*Given records*:
========================================

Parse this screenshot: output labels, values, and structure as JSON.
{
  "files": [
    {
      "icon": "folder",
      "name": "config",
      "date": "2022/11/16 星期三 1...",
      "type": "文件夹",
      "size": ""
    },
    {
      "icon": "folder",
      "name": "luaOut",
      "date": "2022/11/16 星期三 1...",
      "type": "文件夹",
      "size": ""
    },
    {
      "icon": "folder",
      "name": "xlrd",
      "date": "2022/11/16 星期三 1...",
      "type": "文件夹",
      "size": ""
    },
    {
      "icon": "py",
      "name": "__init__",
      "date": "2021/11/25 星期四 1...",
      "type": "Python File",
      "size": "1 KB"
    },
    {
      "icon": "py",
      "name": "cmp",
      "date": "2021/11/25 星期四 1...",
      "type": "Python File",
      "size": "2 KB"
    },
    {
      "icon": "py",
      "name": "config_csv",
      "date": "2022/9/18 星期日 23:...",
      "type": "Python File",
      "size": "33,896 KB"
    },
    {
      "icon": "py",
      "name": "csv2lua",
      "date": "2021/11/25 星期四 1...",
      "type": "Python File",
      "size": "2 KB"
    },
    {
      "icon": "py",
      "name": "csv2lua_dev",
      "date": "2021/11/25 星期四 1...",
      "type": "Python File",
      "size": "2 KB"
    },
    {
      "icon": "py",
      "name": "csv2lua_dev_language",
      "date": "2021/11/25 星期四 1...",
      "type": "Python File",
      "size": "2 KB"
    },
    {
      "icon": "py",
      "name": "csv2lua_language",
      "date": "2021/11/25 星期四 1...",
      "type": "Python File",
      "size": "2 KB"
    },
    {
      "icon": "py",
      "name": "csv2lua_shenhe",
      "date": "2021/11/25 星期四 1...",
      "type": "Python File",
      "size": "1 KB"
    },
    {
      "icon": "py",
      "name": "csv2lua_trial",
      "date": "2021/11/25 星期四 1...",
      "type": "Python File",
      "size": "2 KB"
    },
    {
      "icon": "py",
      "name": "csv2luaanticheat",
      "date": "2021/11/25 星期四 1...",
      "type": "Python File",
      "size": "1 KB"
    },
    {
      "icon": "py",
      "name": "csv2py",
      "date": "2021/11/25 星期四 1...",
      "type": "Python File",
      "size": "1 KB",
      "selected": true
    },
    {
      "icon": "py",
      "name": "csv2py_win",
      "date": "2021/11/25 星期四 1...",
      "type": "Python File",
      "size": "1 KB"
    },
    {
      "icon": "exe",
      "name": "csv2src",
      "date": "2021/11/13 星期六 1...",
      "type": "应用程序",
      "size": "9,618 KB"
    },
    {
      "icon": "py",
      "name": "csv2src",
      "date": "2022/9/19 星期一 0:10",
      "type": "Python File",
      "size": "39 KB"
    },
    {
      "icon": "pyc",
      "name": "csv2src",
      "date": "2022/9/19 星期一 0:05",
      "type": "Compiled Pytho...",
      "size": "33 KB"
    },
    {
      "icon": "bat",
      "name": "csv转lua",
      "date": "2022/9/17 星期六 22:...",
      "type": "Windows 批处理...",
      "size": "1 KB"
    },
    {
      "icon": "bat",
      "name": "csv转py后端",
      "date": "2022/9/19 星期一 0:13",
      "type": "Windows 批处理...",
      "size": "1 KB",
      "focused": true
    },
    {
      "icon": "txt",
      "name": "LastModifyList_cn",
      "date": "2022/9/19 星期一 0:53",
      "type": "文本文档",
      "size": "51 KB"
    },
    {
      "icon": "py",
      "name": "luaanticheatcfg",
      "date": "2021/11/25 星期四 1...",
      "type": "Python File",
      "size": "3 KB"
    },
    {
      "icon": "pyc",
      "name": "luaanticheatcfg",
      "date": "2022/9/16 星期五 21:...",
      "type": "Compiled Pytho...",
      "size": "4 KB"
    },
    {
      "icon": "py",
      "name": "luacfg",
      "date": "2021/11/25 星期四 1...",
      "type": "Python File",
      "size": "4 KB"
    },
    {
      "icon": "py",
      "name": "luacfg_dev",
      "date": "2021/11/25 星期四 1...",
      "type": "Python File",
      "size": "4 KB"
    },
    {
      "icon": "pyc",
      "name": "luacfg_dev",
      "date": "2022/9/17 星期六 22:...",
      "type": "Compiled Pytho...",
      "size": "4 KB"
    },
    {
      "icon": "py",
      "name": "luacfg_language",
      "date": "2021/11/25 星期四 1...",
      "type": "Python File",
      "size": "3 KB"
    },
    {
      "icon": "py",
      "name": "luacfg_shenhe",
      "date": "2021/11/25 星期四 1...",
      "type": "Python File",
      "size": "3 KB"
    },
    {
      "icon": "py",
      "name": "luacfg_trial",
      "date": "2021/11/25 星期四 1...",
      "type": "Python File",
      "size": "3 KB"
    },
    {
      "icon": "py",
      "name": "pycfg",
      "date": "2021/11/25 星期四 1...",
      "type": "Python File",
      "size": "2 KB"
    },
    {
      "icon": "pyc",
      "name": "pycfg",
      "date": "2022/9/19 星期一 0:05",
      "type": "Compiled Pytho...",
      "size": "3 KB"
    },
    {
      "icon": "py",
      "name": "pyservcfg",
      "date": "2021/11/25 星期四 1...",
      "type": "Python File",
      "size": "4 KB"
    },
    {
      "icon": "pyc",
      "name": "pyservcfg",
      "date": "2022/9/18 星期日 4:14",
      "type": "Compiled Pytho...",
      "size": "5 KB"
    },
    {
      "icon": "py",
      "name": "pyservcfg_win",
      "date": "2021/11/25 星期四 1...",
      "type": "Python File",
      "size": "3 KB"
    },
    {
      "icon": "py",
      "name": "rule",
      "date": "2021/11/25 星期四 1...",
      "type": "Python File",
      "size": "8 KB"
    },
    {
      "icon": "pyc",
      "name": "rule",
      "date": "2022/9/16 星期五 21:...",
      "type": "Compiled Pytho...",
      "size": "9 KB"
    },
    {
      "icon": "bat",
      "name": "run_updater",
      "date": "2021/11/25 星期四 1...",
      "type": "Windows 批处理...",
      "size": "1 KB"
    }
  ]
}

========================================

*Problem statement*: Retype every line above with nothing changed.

*Answer to this task*:
Parse this screenshot: output labels, values, and structure as JSON.
{
  "files": [
    {
      "icon": "folder",
      "name": "config",
      "date": "2022/11/16 星期三 1...",
      "type": "文件夹",
      "size": ""
    },
    {
      "icon": "folder",
      "name": "luaOut",
      "date": "2022/11/16 星期三 1...",
      "type": "文件夹",
      "size": ""
    },
    {
      "icon": "folder",
      "name": "xlrd",
      "date": "2022/11/16 星期三 1...",
      "type": "文件夹",
      "size": ""
    },
    {
      "icon": "py",
      "name": "__init__",
      "date": "2021/11/25 星期四 1...",
      "type": "Python File",
      "size": "1 KB"
    },
    {
      "icon": "py",
      "name": "cmp",
      "date": "2021/11/25 星期四 1...",
      "type": "Python File",
      "size": "2 KB"
    },
    {
      "icon": "py",
      "name": "config_csv",
      "date": "2022/9/18 星期日 23:...",
      "type": "Python File",
      "size": "33,896 KB"
    },
    {
      "icon": "py",
      "name": "csv2lua",
      "date": "2021/11/25 星期四 1...",
      "type": "Python File",
      "size": "2 KB"
    },
    {
      "icon": "py",
      "name": "csv2lua_dev",
      "date": "2021/11/25 星期四 1...",
      "type": "Python File",
      "size": "2 KB"
    },
    {
      "icon": "py",
      "name": "csv2lua_dev_language",
      "date": "2021/11/25 星期四 1...",
      "type": "Python File",
      "size": "2 KB"
    },
    {
      "icon": "py",
      "name": "csv2lua_language",
      "date": "2021/11/25 星期四 1...",
      "type": "Python File",
      "size": "2 KB"
    },
    {
      "icon": "py",
      "name": "csv2lua_shenhe",
      "date": "2021/11/25 星期四 1...",
      "type": "Python File",
      "size": "1 KB"
    },
    {
      "icon": "py",
      "name": "csv2lua_trial",
      "date": "2021/11/25 星期四 1...",
      "type": "Python File",
      "size": "2 KB"
    },
    {
      "icon": "py",
      "name": "csv2luaanticheat",
      "date": "2021/11/25 星期四 1...",
      "type": "Python File",
      "size": "1 KB"
    },
    {
      "icon": "py",
      "name": "csv2py",
      "date": "2021/11/25 星期四 1...",
      "type": "Python File",
      "size": "1 KB",
      "selected": true
    },
    {
      "icon": "py",
      "name": "csv2py_win",
      "date": "2021/11/25 星期四 1...",
      "type": "Python File",
      "size": "1 KB"
    },
    {
      "icon": "exe",
      "name": "csv2src",
      "date": "2021/11/13 星期六 1...",
      "type": "应用程序",
      "size": "9,618 KB"
    },
    {
      "icon": "py",
      "name": "csv2src",
      "date": "2022/9/19 星期一 0:10",
      "type": "Python File",
      "size": "39 KB"
    },
    {
      "icon": "pyc",
      "name": "csv2src",
      "date": "2022/9/19 星期一 0:05",
      "type": "Compiled Pytho...",
      "size": "33 KB"
    },
    {
      "icon": "bat",
      "name": "csv转lua",
      "date": "2022/9/17 星期六 22:...",
      "type": "Windows 批处理...",
      "size": "1 KB"
    },
    {
      "icon": "bat",
      "name": "csv转py后端",
      "date": "2022/9/19 星期一 0:13",
      "type": "Windows 批处理...",
      "size": "1 KB",
      "focused": true
    },
    {
      "icon": "txt",
      "name": "LastModifyList_cn",
      "date": "2022/9/19 星期一 0:53",
      "type": "文本文档",
      "size": "51 KB"
    },
    {
      "icon": "py",
      "name": "luaanticheatcfg",
      "date": "2021/11/25 星期四 1...",
      "type": "Python File",
      "size": "3 KB"
    },
    {
      "icon": "pyc",
      "name": "luaanticheatcfg",
      "date": "2022/9/16 星期五 21:...",
      "type": "Compiled Pytho...",
      "size": "4 KB"
    },
    {
      "icon": "py",
      "name": "luacfg",
      "date": "2021/11/25 星期四 1...",
      "type": "Python File",
      "size": "4 KB"
    },
    {
      "icon": "py",
      "name": "luacfg_dev",
      "date": "2021/11/25 星期四 1...",
      "type": "Python File",
      "size": "4 KB"
    },
    {
      "icon": "pyc",
      "name": "luacfg_dev",
      "date": "2022/9/17 星期六 22:...",
      "type": "Compiled Pytho...",
      "size": "4 KB"
    },
    {
      "icon": "py",
      "name": "luacfg_language",
      "date": "2021/11/25 星期四 1...",
      "type": "Python File",
      "size": "3 KB"
    },
    {
      "icon": "py",
      "name": "luacfg_shenhe",
      "date": "2021/11/25 星期四 1...",
      "type": "Python File",
      "size": "3 KB"
    },
    {
      "icon": "py",
      "name": "luacfg_trial",
      "date": "2021/11/25 星期四 1...",
      "type": "Python File",
      "size": "3 KB"
    },
    {
      "icon": "py",
      "name": "pycfg",
      "date": "2021/11/25 星期四 1...",
      "type": "Python File",
      "size": "2 KB"
    },
    {
      "icon": "pyc",
      "name": "pycfg",
      "date": "2022/9/19 星期一 0:05",
      "type": "Compiled Pytho...",
      "size": "3 KB"
    },
    {
      "icon": "py",
      "name": "pyservcfg",
      "date": "2021/11/25 星期四 1...",
      "type": "Python File",
      "size": "4 KB"
    },
    {
      "icon": "pyc",
      "name": "pyservcfg",
      "date": "2022/9/18 星期日 4:14",
      "type": "Compiled Pytho...",
      "size": "5 KB"
    },
    {
      "icon": "py",
      "name": "pyservcfg_win",
      "date": "2021/11/25 星期四 1...",
      "type": "Python File",
      "size": "3 KB"
    },
    {
      "icon": "py",
      "name": "rule",
      "date": "2021/11/25 星期四 1...",
      "type": "Python File",
      "size": "8 KB"
    },
    {
      "icon": "pyc",
      "name": "rule",
      "date": "2022/9/16 星期五 21:...",
      "type": "Compiled Pytho...",
      "size": "9 KB"
    },
    {
      "icon": "bat",
      "name": "run_updater",
      "date": "2021/11/25 星期四 1...",
      "type": "Windows 批处理...",
      "size": "1 KB"
    }
  ]
}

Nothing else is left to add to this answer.